What an exciting start to our unit! We all tried the honey which was truly the sweetest honey I’ve ever tasted. And we looked closely at the honeycomb and used a magnifying glass to look at all the details of the bee (there were several dead bees on the honeycomb).
We went to our local zoo a few days later since we had some unseasonably warm February days in Wisconsin. And we passed a little bee hut there. The bees weren’t in there yet but we got to read some fun facts about bees.
And this was all before we even began to read The Bee Tree. 🙂
A couple of days later the book arrived (thanks to Amazon’s super quick shipping!) and we began digging in!
A Fun Book for Learning About Bees
We read The Beautiful Bee Book as a supplement to learn more about bees and this was a perfect selection. I’d highly recommend it.
Typically I include a bunch of additional books to supplement our Five in a Row unit study but this time I decided to keep it to a minimum and see how that might enrich our study. Because I have found that sometimes, when I include too many additional books it waters it down. It becomes overwhelming as we try to read all the additional books and we lose sight of the main book that the unit is supposed to be focused on.
Honestly, while I really enjoy finding and including lots of books, I found this approach so much more manageable. Plus, it allowed the kids to really become familiar with and enjoy the two books we focused on.
The Bee Tree Projects and Activities
During the week, the kids completed an art project. I found this Bee painting on Art Projects for Kids (I love the ideas on this site and while she does have some paid projects, many are free).
All three of my children (ages 6 and 9) really enjoyed this art project and I love how they turned out.
I printed out some notebooking pages from NotebookingPages.com (I have the lifetime membership) and the kids wrote facts about bees that they learned.
I also used a NoteboookingPages.com page so the kids could show what they learned about the life cycle of a bee.
We also talked about the stringed instruments (as characters in the book are playing them) and used printable flashcards that I had purchased from SQUILT Music.
The reason this was included in the study was because there are characters in The Bee Tree who are playing stringed instruments.
In addition to all these activities, we had discussions, talked about things outlined in the manual and filled in some maps which I did not get photos of. Overall, it was a very rich and memorable unit study.
Making Beeswax Candles
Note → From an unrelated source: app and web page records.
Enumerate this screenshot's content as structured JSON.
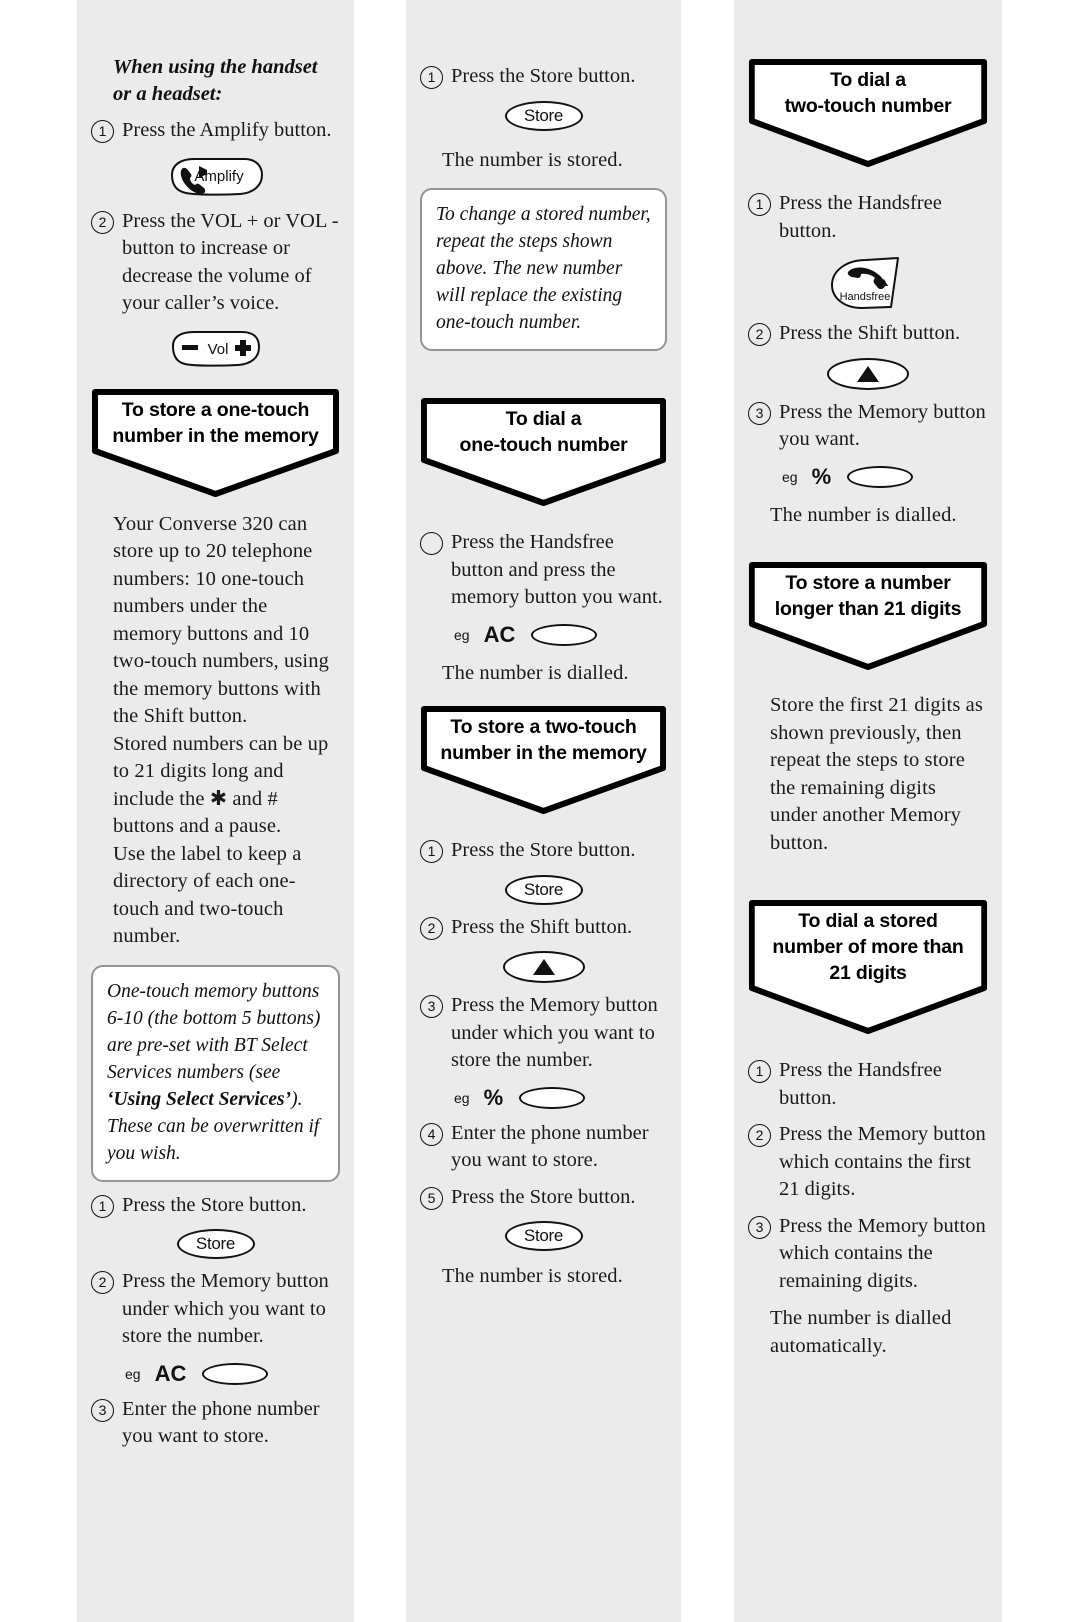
{
  "col1": {
    "handset_heading": "When using the handset or a headset:",
    "step1": {
      "num": "1",
      "text": "Press the Amplify button."
    },
    "amplify_key": {
      "label": "Amplify",
      "icon": "handset-speaker-icon"
    },
    "step2": {
      "num": "2",
      "text": "Press the VOL + or VOL - button to increase or decrease the volume of your caller’s voice."
    },
    "vol_key": {
      "minus": "–",
      "label": "Vol",
      "plus": "+"
    },
    "banner": {
      "line1": "To store a one-touch",
      "line2": "number in the memory"
    },
    "body": "Your Converse 320 can store up to 20 telephone numbers:  10 one-touch numbers under the memory buttons and 10 two-touch numbers, using the memory buttons with the Shift button.",
    "body2": "Stored numbers can be up to 21 digits long and include the ✱ and # buttons and a pause.",
    "body3": "Use the label to keep a directory of each one-touch and two-touch number.",
    "note": {
      "part1": "One-touch memory buttons 6-10 (the bottom 5 buttons) are pre-set with BT Select Services numbers (see ",
      "bold": "‘Using Select Services’",
      "part2": "). These can be overwritten if you wish."
    },
    "s1": {
      "num": "1",
      "text": "Press the Store button."
    },
    "store_key": "Store",
    "s2": {
      "num": "2",
      "text": "Press the Memory button under which you want to store the number."
    },
    "eg1": {
      "eg": "eg",
      "symbol": "AC"
    },
    "s3": {
      "num": "3",
      "text": "Enter the phone number you want to store."
    }
  },
  "col2": {
    "s1": {
      "num": "1",
      "text": "Press the Store button."
    },
    "store_key": "Store",
    "stored_msg": "The number is stored.",
    "note": "To change a stored number, repeat the steps shown above. The new number will replace the existing one-touch number.",
    "banner1": {
      "line1": "To dial a",
      "line2": "one-touch number"
    },
    "d1": {
      "num": "",
      "text": "Press the Handsfree button and press the memory button you want."
    },
    "eg1": {
      "eg": "eg",
      "symbol": "AC"
    },
    "dialled_msg": "The number is dialled.",
    "banner2": {
      "line1": "To store a two-touch",
      "line2": "number in the memory"
    },
    "t1": {
      "num": "1",
      "text": "Press the Store button."
    },
    "t2": {
      "num": "2",
      "text": "Press the Shift button."
    },
    "t3": {
      "num": "3",
      "text": "Press the Memory button under which you want to store the number."
    },
    "eg2": {
      "eg": "eg",
      "symbol": "%"
    },
    "t4": {
      "num": "4",
      "text": "Enter the phone number you want to store."
    },
    "t5": {
      "num": "5",
      "text": "Press the Store button."
    },
    "stored_msg2": "The number is stored."
  },
  "col3": {
    "banner1": {
      "line1": "To dial a",
      "line2": "two-touch number"
    },
    "a1": {
      "num": "1",
      "text": "Press the Handsfree button."
    },
    "handsfree_key": {
      "label": "Handsfree",
      "icon": "handset-icon"
    },
    "a2": {
      "num": "2",
      "text": "Press the Shift button."
    },
    "a3": {
      "num": "3",
      "text": "Press the Memory button you want."
    },
    "eg1": {
      "eg": "eg",
      "symbol": "%"
    },
    "dialled_msg": "The number is dialled.",
    "banner2": {
      "line1": "To store a number",
      "line2": "longer than 21 digits"
    },
    "body": "Store the first 21 digits as shown previously, then repeat the steps to store the remaining digits under another Memory button.",
    "banner3": {
      "line1": "To dial a stored",
      "line2": "number of more than",
      "line3": "21 digits"
    },
    "b1": {
      "num": "1",
      "text": "Press the Handsfree button."
    },
    "b2": {
      "num": "2",
      "text": "Press the Memory button which contains the first 21 digits."
    },
    "b3": {
      "num": "3",
      "text": "Press the Memory button which contains the remaining digits."
    },
    "final_msg": "The number is dialled automatically."
  },
  "colors": {
    "column_bg": "#ebebeb",
    "page_bg": "#ffffff",
    "ink": "#1a1a1a",
    "note_border": "#8c969c"
  }
}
And one of our most favorite parts of this study was making beeswax candles. I received a beeswax candle kit as a Christmas gift and was excited for this opportunity to make candles with my kids. The bright colors are so pretty and the kit makes it really easy to make the candles.
Visit a Bee Farm
If you are looking for ideas for The Bee Tree or a bee unit study, I’d encourage you to visit a bee farm if you are able. This would allow your children to get an up-close look at bees, hives and taste some honey. (Because I realize most of you won’t have a honeycomb fall into your lap like I did. This type of thing doesn’t usually happen to us, really! I think it was God’s reminder to me to stop stressing and trust Him).
To see if you have any bee farms close to you just do a quick Google search. After doing a search of my own, I realized we have one really close to us that I’d like to take my own kids to this summer!